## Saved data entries
________

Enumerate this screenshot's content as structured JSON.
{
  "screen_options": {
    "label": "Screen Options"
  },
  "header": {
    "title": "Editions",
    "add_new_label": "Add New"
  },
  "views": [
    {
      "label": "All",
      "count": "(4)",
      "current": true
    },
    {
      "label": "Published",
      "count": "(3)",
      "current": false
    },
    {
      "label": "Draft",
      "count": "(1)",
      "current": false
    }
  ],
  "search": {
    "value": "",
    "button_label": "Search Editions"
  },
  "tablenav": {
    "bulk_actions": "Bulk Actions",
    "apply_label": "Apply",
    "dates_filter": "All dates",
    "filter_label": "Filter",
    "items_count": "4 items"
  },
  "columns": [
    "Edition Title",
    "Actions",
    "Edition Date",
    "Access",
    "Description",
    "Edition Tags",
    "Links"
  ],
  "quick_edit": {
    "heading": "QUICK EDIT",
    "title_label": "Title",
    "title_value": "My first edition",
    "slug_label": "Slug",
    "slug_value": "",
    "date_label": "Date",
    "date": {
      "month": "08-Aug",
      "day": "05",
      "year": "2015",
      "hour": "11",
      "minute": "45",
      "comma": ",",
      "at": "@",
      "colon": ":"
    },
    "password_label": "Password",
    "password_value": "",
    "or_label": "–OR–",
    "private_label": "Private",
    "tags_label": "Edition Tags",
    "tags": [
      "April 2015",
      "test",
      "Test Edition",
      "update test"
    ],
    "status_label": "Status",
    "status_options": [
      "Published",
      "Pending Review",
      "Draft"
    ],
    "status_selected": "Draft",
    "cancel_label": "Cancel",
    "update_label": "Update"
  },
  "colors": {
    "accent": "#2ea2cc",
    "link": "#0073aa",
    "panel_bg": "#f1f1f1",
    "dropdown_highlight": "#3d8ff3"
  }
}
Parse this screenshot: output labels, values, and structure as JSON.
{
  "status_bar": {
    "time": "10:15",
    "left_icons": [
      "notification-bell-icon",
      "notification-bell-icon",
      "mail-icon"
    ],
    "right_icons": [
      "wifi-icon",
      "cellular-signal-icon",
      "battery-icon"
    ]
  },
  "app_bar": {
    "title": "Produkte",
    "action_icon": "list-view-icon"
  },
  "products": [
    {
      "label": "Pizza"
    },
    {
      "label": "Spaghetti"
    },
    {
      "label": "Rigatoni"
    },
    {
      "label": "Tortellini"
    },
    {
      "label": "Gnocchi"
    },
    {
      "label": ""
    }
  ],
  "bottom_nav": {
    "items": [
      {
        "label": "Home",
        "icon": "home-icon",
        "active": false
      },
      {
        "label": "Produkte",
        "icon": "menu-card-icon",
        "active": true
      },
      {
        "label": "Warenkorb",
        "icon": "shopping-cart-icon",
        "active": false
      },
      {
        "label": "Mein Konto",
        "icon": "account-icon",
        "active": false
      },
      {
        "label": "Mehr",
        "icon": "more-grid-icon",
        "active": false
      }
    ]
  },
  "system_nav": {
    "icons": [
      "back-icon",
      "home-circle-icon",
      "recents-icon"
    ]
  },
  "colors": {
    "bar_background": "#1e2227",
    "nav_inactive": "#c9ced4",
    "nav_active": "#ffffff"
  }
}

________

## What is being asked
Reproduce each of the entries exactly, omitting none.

## Reply
Enumerate this screenshot's content as structured JSON.
{
  "screen_options": {
    "label": "Screen Options"
  },
  "header": {
    "title": "Editions",
    "add_new_label": "Add New"
  },
  "views": [
    {
      "label": "All",
      "count": "(4)",
      "current": true
    },
    {
      "label": "Published",
      "count": "(3)",
      "current": false
    },
    {
      "label": "Draft",
      "count": "(1)",
      "current": false
    }
  ],
  "search": {
    "value": "",
    "button_label": "Search Editions"
  },
  "tablenav": {
    "bulk_actions": "Bulk Actions",
    "apply_label": "Apply",
    "dates_filter": "All dates",
    "filter_label": "Filter",
    "items_count": "4 items"
  },
  "columns": [
    "Edition Title",
    "Actions",
    "Edition Date",
    "Access",
    "Description",
    "Edition Tags",
    "Links"
  ],
  "quick_edit": {
    "heading": "QUICK EDIT",
    "title_label": "Title",
    "title_value": "My first edition",
    "slug_label": "Slug",
    "slug_value": "",
    "date_label": "Date",
    "date": {
      "month": "08-Aug",
      "day": "05",
      "year": "2015",
      "hour": "11",
      "minute": "45",
      "comma": ",",
      "at": "@",
      "colon": ":"
    },
    "password_label": "Password",
    "password_value": "",
    "or_label": "–OR–",
    "private_label": "Private",
    "tags_label": "Edition Tags",
    "tags": [
      "April 2015",
      "test",
      "Test Edition",
      "update test"
    ],
    "status_label": "Status",
    "status_options": [
      "Published",
      "Pending Review",
      "Draft"
    ],
    "status_selected": "Draft",
    "cancel_label": "Cancel",
    "update_label": "Update"
  },
  "colors": {
    "accent": "#2ea2cc",
    "link": "#0073aa",
    "panel_bg": "#f1f1f1",
    "dropdown_highlight": "#3d8ff3"
  }
}
Parse this screenshot: output labels, values, and structure as JSON.
{
  "status_bar": {
    "time": "10:15",
    "left_icons": [
      "notification-bell-icon",
      "notification-bell-icon",
      "mail-icon"
    ],
    "right_icons": [
      "wifi-icon",
      "cellular-signal-icon",
      "battery-icon"
    ]
  },
  "app_bar": {
    "title": "Produkte",
    "action_icon": "list-view-icon"
  },
  "products": [
    {
      "label": "Pizza"
    },
    {
      "label": "Spaghetti"
    },
    {
      "label": "Rigatoni"
    },
    {
      "label": "Tortellini"
    },
    {
      "label": "Gnocchi"
    },
    {
      "label": ""
    }
  ],
  "bottom_nav": {
    "items": [
      {
        "label": "Home",
        "icon": "home-icon",
        "active": false
      },
      {
        "label": "Produkte",
        "icon": "menu-card-icon",
        "active": true
      },
      {
        "label": "Warenkorb",
        "icon": "shopping-cart-icon",
        "active": false
      },
      {
        "label": "Mein Konto",
        "icon": "account-icon",
        "active": false
      },
      {
        "label": "Mehr",
        "icon": "more-grid-icon",
        "active": false
      }
    ]
  },
  "system_nav": {
    "icons": [
      "back-icon",
      "home-circle-icon",
      "recents-icon"
    ]
  },
  "colors": {
    "bar_background": "#1e2227",
    "nav_inactive": "#c9ced4",
    "nav_active": "#ffffff"
  }
}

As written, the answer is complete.